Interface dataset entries
▬▬▬▬▬▬▬▬▬▬
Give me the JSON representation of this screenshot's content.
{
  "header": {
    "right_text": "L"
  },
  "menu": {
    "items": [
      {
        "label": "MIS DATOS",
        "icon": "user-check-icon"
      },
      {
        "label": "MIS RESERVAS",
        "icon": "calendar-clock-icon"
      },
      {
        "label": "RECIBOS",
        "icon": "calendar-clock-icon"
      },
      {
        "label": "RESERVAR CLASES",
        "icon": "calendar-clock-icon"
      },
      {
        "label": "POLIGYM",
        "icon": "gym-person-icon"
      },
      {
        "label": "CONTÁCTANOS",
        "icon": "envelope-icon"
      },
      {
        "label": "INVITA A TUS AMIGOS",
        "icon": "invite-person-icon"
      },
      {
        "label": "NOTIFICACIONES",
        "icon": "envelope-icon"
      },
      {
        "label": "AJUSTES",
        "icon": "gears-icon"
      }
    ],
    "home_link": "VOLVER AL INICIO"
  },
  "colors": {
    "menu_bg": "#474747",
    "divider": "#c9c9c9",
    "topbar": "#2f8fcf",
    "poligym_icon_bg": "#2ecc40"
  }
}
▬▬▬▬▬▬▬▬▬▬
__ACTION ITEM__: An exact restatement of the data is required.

__WORKED SOLUTION__:
Give me the JSON representation of this screenshot's content.
{
  "header": {
    "right_text": "L"
  },
  "menu": {
    "items": [
      {
        "label": "MIS DATOS",
        "icon": "user-check-icon"
      },
      {
        "label": "MIS RESERVAS",
        "icon": "calendar-clock-icon"
      },
      {
        "label": "RECIBOS",
        "icon": "calendar-clock-icon"
      },
      {
        "label": "RESERVAR CLASES",
        "icon": "calendar-clock-icon"
      },
      {
        "label": "POLIGYM",
        "icon": "gym-person-icon"
      },
      {
        "label": "CONTÁCTANOS",
        "icon": "envelope-icon"
      },
      {
        "label": "INVITA A TUS AMIGOS",
        "icon": "invite-person-icon"
      },
      {
        "label": "NOTIFICACIONES",
        "icon": "envelope-icon"
      },
      {
        "label": "AJUSTES",
        "icon": "gears-icon"
      }
    ],
    "home_link": "VOLVER AL INICIO"
  },
  "colors": {
    "menu_bg": "#474747",
    "divider": "#c9c9c9",
    "topbar": "#2f8fcf",
    "poligym_icon_bg": "#2ecc40"
  }
}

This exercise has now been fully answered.